▽

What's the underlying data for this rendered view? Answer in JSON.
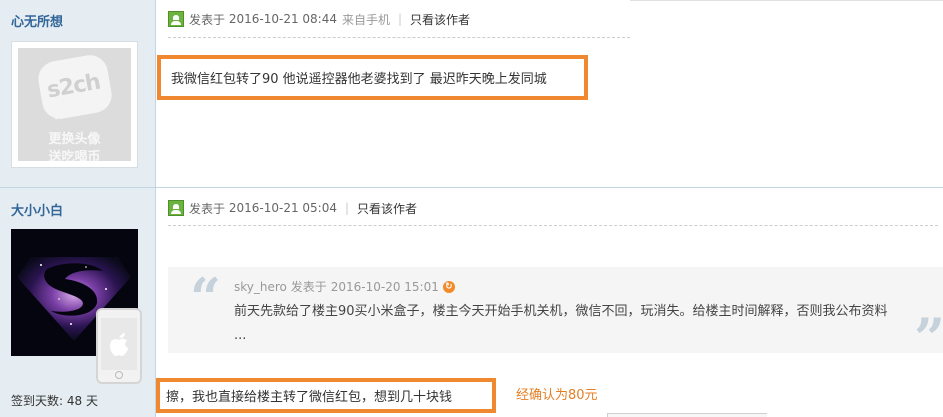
{
  "posts": [
    {
      "username": "心无所想",
      "avatar": {
        "logo_text": "s2ch",
        "line1": "更换头像",
        "line2": "送吃喝币"
      },
      "meta": {
        "posted_label": "发表于",
        "date": "2016-10-21 08:44",
        "from": "来自手机",
        "author_only": "只看该作者"
      },
      "content": "我微信红包转了90 他说遥控器他老婆找到了 最迟昨天晚上发同城"
    },
    {
      "username": "大小小白",
      "meta": {
        "posted_label": "发表于",
        "date": "2016-10-21 05:04",
        "author_only": "只看该作者"
      },
      "quote": {
        "author": "sky_hero",
        "posted_label": "发表于",
        "date": "2016-10-20 15:01",
        "text": "前天先款给了楼主90买小米盒子，楼主今天开始手机关机，微信不回，玩消失。给楼主时间解释，否则我公布资料 ..."
      },
      "content": "擦，我也直接给楼主转了微信红包，想到几十块钱",
      "annotation": "经确认为80元",
      "sign_days": "签到天数: 48 天"
    }
  ],
  "icons": {
    "online": "online-status-icon",
    "quote_open": "quote-open-icon",
    "quote_close": "quote-close-icon",
    "back": "jump-to-post-icon",
    "phone": "mobile-phone-icon"
  },
  "colors": {
    "highlight_border": "#f0882f",
    "annotation": "#e57f23",
    "username": "#336699",
    "sidebar_bg": "#e5edf2"
  }
}
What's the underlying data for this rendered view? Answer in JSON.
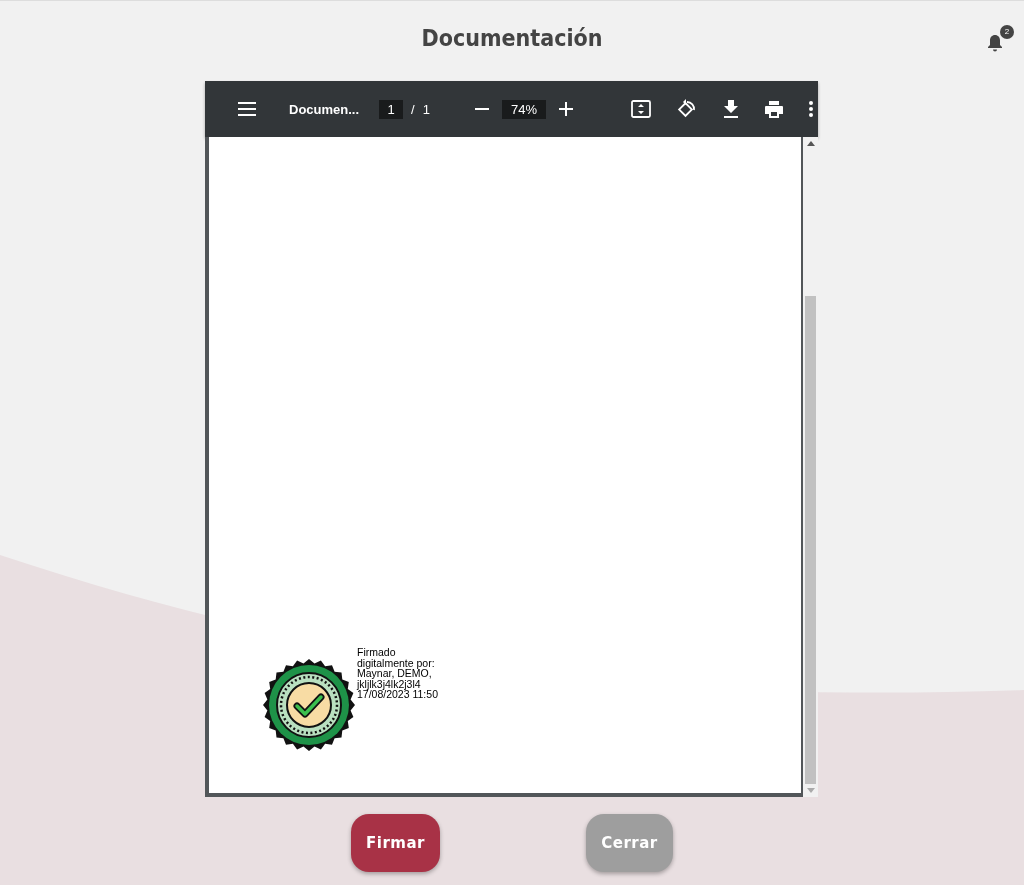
{
  "page": {
    "title": "Documentación"
  },
  "notifications": {
    "count": "2"
  },
  "pdf_viewer": {
    "toolbar": {
      "document_title": "Documen...",
      "page_number": "1",
      "page_separator": "/",
      "page_count": "1",
      "zoom": "74%"
    },
    "signature_stamp": {
      "lines": [
        "Firmado",
        "digitalmente por:",
        "Maynar, DEMO,",
        "jkljlk3j4lk2j3l4",
        "17/08/2023 11:50"
      ]
    }
  },
  "buttons": [
    {
      "label": "Firmar",
      "kind": "primary"
    },
    {
      "label": "Cerrar",
      "kind": "secondary"
    }
  ]
}
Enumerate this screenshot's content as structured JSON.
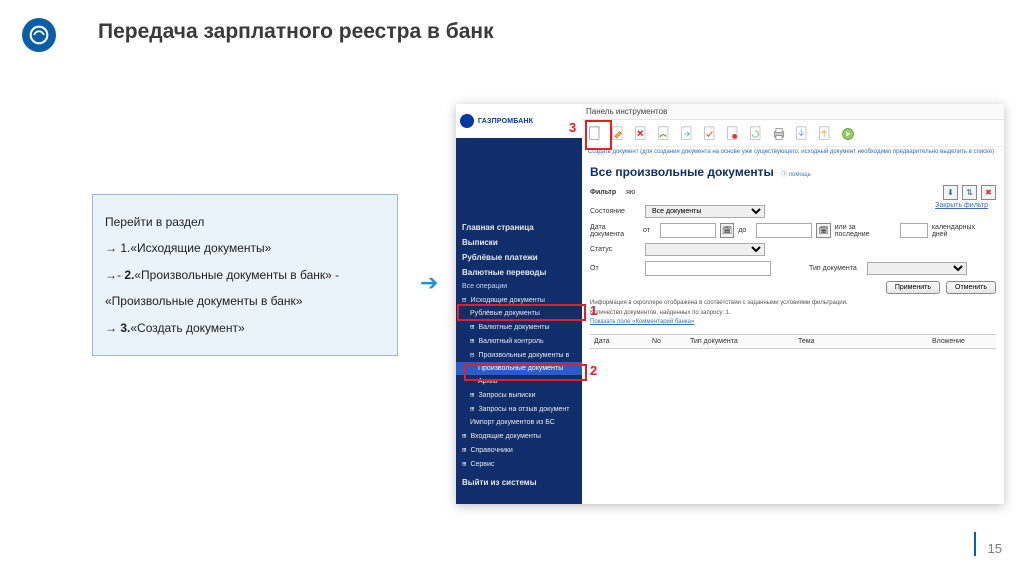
{
  "slide": {
    "title": "Передача зарплатного реестра в банк",
    "page_number": "15"
  },
  "instructions": {
    "intro": "Перейти в раздел",
    "step1_num": "1.",
    "step1_text": "«Исходящие документы»",
    "step2_prefix": "- ",
    "step2_num": "2.",
    "step2_text": "«Произвольные   документы в банк»",
    "step2_tail": " -",
    "step2_sub": "«Произвольные документы в банк»",
    "step3_num": "3.",
    "step3_text": "«Создать документ»"
  },
  "app": {
    "bank_name": "ГАЗПРОМБАНК",
    "panel_title": "Панель инструментов",
    "toolbar_hint": "Создать документ (для создания документа на основе уже существующего, исходный документ необходимо предварительно выделить в списке)",
    "header": "Все произвольные документы",
    "help_text": "Ⓘ помощь",
    "filter_label": "Фильтр",
    "filter_name": "яю",
    "close_filter": "Закрыть фильтр",
    "state_label": "Состояние",
    "state_value": "Все документы",
    "date_label": "Дата документа",
    "date_from": "от",
    "date_to": "до",
    "date_alt": "или за последние",
    "date_days_suffix": "календарных дней",
    "status_label": "Статус",
    "from_label": "От",
    "doctype_label": "Тип документа",
    "apply": "Применить",
    "cancel": "Отменить",
    "info1": "Информация в скроллере отображена в соответствии с заданными условиями фильтрации.",
    "info2_a": "Количество документов, найденных по запросу: ",
    "info2_count": "1.",
    "info3": "Показать поле «Комментарий банка»",
    "cols": {
      "date": "Дата",
      "no": "No",
      "type": "Тип документа",
      "subject": "Тема",
      "attach": "Вложение"
    },
    "menu": {
      "home": "Главная страница",
      "statements": "Выписки",
      "rub": "Рублёвые платежи",
      "fx": "Валютные переводы",
      "all_ops": "Все операции",
      "outgoing": "Исходящие документы",
      "rub_docs": "Рублёвые документы",
      "fx_docs": "Валютные документы",
      "fx_ctrl": "Валютный контроль",
      "arb_bank": "Произвольные документы в",
      "arb_docs": "Произвольные документы",
      "archive": "Архив",
      "req_stmt": "Запросы выписки",
      "req_recall": "Запросы на отзыв документ",
      "import": "Импорт документов из БС",
      "incoming": "Входящие документы",
      "refs": "Справочники",
      "service": "Сервис",
      "logout": "Выйти из системы"
    }
  },
  "callouts": {
    "n1": "1",
    "n2": "2",
    "n3": "3"
  }
}
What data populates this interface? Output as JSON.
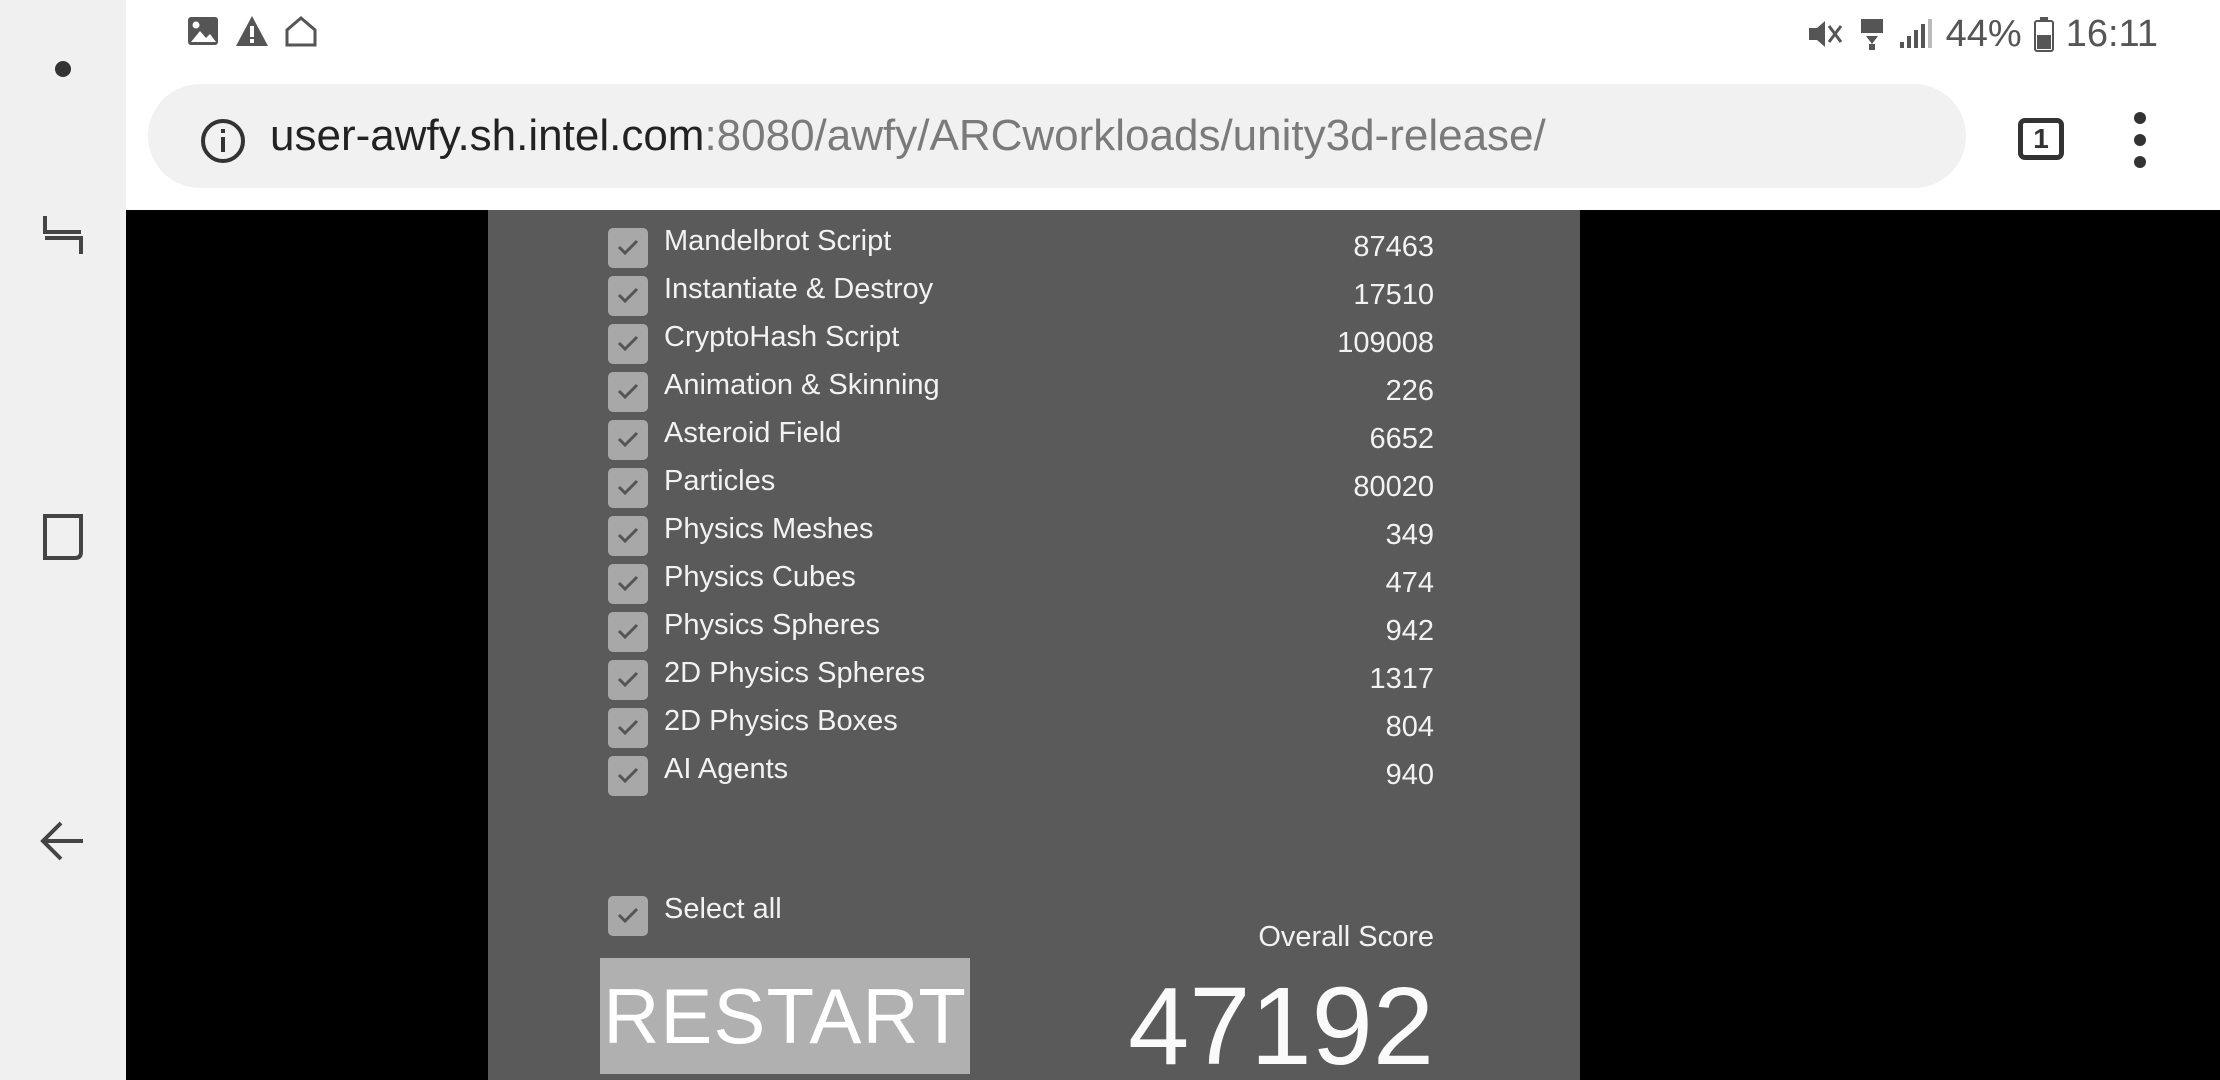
{
  "status_bar": {
    "battery": "44%",
    "time": "16:11",
    "left_icons": [
      "image-icon",
      "warning-icon",
      "home-outline-icon"
    ],
    "right_icons": [
      "mute-vibrate-icon",
      "data-transfer-icon",
      "signal-icon",
      "battery-icon"
    ]
  },
  "browser": {
    "url_host": "user-awfy.sh.intel.com",
    "url_path": ":8080/awfy/ARCworkloads/unity3d-release/",
    "tab_count": "1"
  },
  "benchmark": {
    "tests": [
      {
        "label": "Mandelbrot Script",
        "value": "87463",
        "checked": true
      },
      {
        "label": "Instantiate & Destroy",
        "value": "17510",
        "checked": true
      },
      {
        "label": "CryptoHash Script",
        "value": "109008",
        "checked": true
      },
      {
        "label": "Animation & Skinning",
        "value": "226",
        "checked": true
      },
      {
        "label": "Asteroid Field",
        "value": "6652",
        "checked": true
      },
      {
        "label": "Particles",
        "value": "80020",
        "checked": true
      },
      {
        "label": "Physics Meshes",
        "value": "349",
        "checked": true
      },
      {
        "label": "Physics Cubes",
        "value": "474",
        "checked": true
      },
      {
        "label": "Physics Spheres",
        "value": "942",
        "checked": true
      },
      {
        "label": "2D Physics Spheres",
        "value": "1317",
        "checked": true
      },
      {
        "label": "2D Physics Boxes",
        "value": "804",
        "checked": true
      },
      {
        "label": "AI Agents",
        "value": "940",
        "checked": true
      }
    ],
    "select_all_label": "Select all",
    "select_all_checked": true,
    "overall_score_label": "Overall Score",
    "overall_score": "47192",
    "restart_label": "RESTART"
  },
  "colors": {
    "panel": "#5a5a5a",
    "checkbox": "#a8a8a8",
    "restart_button": "#b0b0b0"
  }
}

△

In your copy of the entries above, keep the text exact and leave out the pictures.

ANSWER BOX:
What's the underlying data for this rendered view? Answer in JSON.
{
  "posts": [
    {
      "username": "心无所想",
      "avatar": {
        "logo_text": "s2ch",
        "line1": "更换头像",
        "line2": "送吃喝币"
      },
      "meta": {
        "posted_label": "发表于",
        "date": "2016-10-21 08:44",
        "from": "来自手机",
        "author_only": "只看该作者"
      },
      "content": "我微信红包转了90 他说遥控器他老婆找到了 最迟昨天晚上发同城"
    },
    {
      "username": "大小小白",
      "meta": {
        "posted_label": "发表于",
        "date": "2016-10-21 05:04",
        "author_only": "只看该作者"
      },
      "quote": {
        "author": "sky_hero",
        "posted_label": "发表于",
        "date": "2016-10-20 15:01",
        "text": "前天先款给了楼主90买小米盒子，楼主今天开始手机关机，微信不回，玩消失。给楼主时间解释，否则我公布资料 ..."
      },
      "content": "擦，我也直接给楼主转了微信红包，想到几十块钱",
      "annotation": "经确认为80元",
      "sign_days": "签到天数: 48 天"
    }
  ],
  "icons": {
    "online": "online-status-icon",
    "quote_open": "quote-open-icon",
    "quote_close": "quote-close-icon",
    "back": "jump-to-post-icon",
    "phone": "mobile-phone-icon"
  },
  "colors": {
    "highlight_border": "#f0882f",
    "annotation": "#e57f23",
    "username": "#336699",
    "sidebar_bg": "#e5edf2"
  }
}
What's the underlying data for this rendered view? Answer in JSON.
{
  "page": {
    "title": "Documentación"
  },
  "notifications": {
    "count": "2"
  },
  "pdf_viewer": {
    "toolbar": {
      "document_title": "Documen...",
      "page_number": "1",
      "page_separator": "/",
      "page_count": "1",
      "zoom": "74%"
    },
    "signature_stamp": {
      "lines": [
        "Firmado",
        "digitalmente por:",
        "Maynar, DEMO,",
        "jkljlk3j4lk2j3l4",
        "17/08/2023 11:50"
      ]
    }
  },
  "buttons": [
    {
      "label": "Firmar",
      "kind": "primary"
    },
    {
      "label": "Cerrar",
      "kind": "secondary"
    }
  ]
}
Enumerate this screenshot's content as structured JSON.
{
  "slide": {
    "title": "Передача зарплатного реестра в банк",
    "page_number": "15"
  },
  "instructions": {
    "intro": "Перейти в раздел",
    "step1_num": "1.",
    "step1_text": "«Исходящие документы»",
    "step2_prefix": "- ",
    "step2_num": "2.",
    "step2_text": "«Произвольные   документы в банк»",
    "step2_tail": " -",
    "step2_sub": "«Произвольные документы в банк»",
    "step3_num": "3.",
    "step3_text": "«Создать документ»"
  },
  "app": {
    "bank_name": "ГАЗПРОМБАНК",
    "panel_title": "Панель инструментов",
    "toolbar_hint": "Создать документ (для создания документа на основе уже существующего, исходный документ необходимо предварительно выделить в списке)",
    "header": "Все произвольные документы",
    "help_text": "Ⓘ помощь",
    "filter_label": "Фильтр",
    "filter_name": "яю",
    "close_filter": "Закрыть фильтр",
    "state_label": "Состояние",
    "state_value": "Все документы",
    "date_label": "Дата документа",
    "date_from": "от",
    "date_to": "до",
    "date_alt": "или за последние",
    "date_days_suffix": "календарных дней",
    "status_label": "Статус",
    "from_label": "От",
    "doctype_label": "Тип документа",
    "apply": "Применить",
    "cancel": "Отменить",
    "info1": "Информация в скроллере отображена в соответствии с заданными условиями фильтрации.",
    "info2_a": "Количество документов, найденных по запросу: ",
    "info2_count": "1.",
    "info3": "Показать поле «Комментарий банка»",
    "cols": {
      "date": "Дата",
      "no": "No",
      "type": "Тип документа",
      "subject": "Тема",
      "attach": "Вложение"
    },
    "menu": {
      "home": "Главная страница",
      "statements": "Выписки",
      "rub": "Рублёвые платежи",
      "fx": "Валютные переводы",
      "all_ops": "Все операции",
      "outgoing": "Исходящие документы",
      "rub_docs": "Рублёвые документы",
      "fx_docs": "Валютные документы",
      "fx_ctrl": "Валютный контроль",
      "arb_bank": "Произвольные документы в",
      "arb_docs": "Произвольные документы",
      "archive": "Архив",
      "req_stmt": "Запросы выписки",
      "req_recall": "Запросы на отзыв документ",
      "import": "Импорт документов из БС",
      "incoming": "Входящие документы",
      "refs": "Справочники",
      "service": "Сервис",
      "logout": "Выйти из системы"
    }
  },
  "callouts": {
    "n1": "1",
    "n2": "2",
    "n3": "3"
  }
}
What data populates this interface? Output as JSON.
{
  "status_bar": {
    "battery": "44%",
    "time": "16:11",
    "left_icons": [
      "image-icon",
      "warning-icon",
      "home-outline-icon"
    ],
    "right_icons": [
      "mute-vibrate-icon",
      "data-transfer-icon",
      "signal-icon",
      "battery-icon"
    ]
  },
  "browser": {
    "url_host": "user-awfy.sh.intel.com",
    "url_path": ":8080/awfy/ARCworkloads/unity3d-release/",
    "tab_count": "1"
  },
  "benchmark": {
    "tests": [
      {
        "label": "Mandelbrot Script",
        "value": "87463",
        "checked": true
      },
      {
        "label": "Instantiate & Destroy",
        "value": "17510",
        "checked": true
      },
      {
        "label": "CryptoHash Script",
        "value": "109008",
        "checked": true
      },
      {
        "label": "Animation & Skinning",
        "value": "226",
        "checked": true
      },
      {
        "label": "Asteroid Field",
        "value": "6652",
        "checked": true
      },
      {
        "label": "Particles",
        "value": "80020",
        "checked": true
      },
      {
        "label": "Physics Meshes",
        "value": "349",
        "checked": true
      },
      {
        "label": "Physics Cubes",
        "value": "474",
        "checked": true
      },
      {
        "label": "Physics Spheres",
        "value": "942",
        "checked": true
      },
      {
        "label": "2D Physics Spheres",
        "value": "1317",
        "checked": true
      },
      {
        "label": "2D Physics Boxes",
        "value": "804",
        "checked": true
      },
      {
        "label": "AI Agents",
        "value": "940",
        "checked": true
      }
    ],
    "select_all_label": "Select all",
    "select_all_checked": true,
    "overall_score_label": "Overall Score",
    "overall_score": "47192",
    "restart_label": "RESTART"
  },
  "colors": {
    "panel": "#5a5a5a",
    "checkbox": "#a8a8a8",
    "restart_button": "#b0b0b0"
  }
}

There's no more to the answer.